-- EXERCISE DETAILS --
Nothing but the entries, copied exactly, should appear in the response.

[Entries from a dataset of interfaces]
========================================================================

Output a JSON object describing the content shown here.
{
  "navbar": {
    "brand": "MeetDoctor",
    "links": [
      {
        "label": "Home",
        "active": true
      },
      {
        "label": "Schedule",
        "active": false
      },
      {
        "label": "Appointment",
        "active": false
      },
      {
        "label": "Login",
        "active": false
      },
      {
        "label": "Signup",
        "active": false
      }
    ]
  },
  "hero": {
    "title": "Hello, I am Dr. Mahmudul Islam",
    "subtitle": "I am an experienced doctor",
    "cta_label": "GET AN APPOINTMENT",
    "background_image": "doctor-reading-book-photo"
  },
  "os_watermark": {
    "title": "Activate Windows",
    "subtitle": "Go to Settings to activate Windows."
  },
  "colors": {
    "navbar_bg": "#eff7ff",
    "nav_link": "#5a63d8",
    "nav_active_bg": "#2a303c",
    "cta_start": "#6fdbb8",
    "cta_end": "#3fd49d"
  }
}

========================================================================

-- ANSWER TO THIS EXERCISE --
Output a JSON object describing the content shown here.
{
  "navbar": {
    "brand": "MeetDoctor",
    "links": [
      {
        "label": "Home",
        "active": true
      },
      {
        "label": "Schedule",
        "active": false
      },
      {
        "label": "Appointment",
        "active": false
      },
      {
        "label": "Login",
        "active": false
      },
      {
        "label": "Signup",
        "active": false
      }
    ]
  },
  "hero": {
    "title": "Hello, I am Dr. Mahmudul Islam",
    "subtitle": "I am an experienced doctor",
    "cta_label": "GET AN APPOINTMENT",
    "background_image": "doctor-reading-book-photo"
  },
  "os_watermark": {
    "title": "Activate Windows",
    "subtitle": "Go to Settings to activate Windows."
  },
  "colors": {
    "navbar_bg": "#eff7ff",
    "nav_link": "#5a63d8",
    "nav_active_bg": "#2a303c",
    "cta_start": "#6fdbb8",
    "cta_end": "#3fd49d"
  }
}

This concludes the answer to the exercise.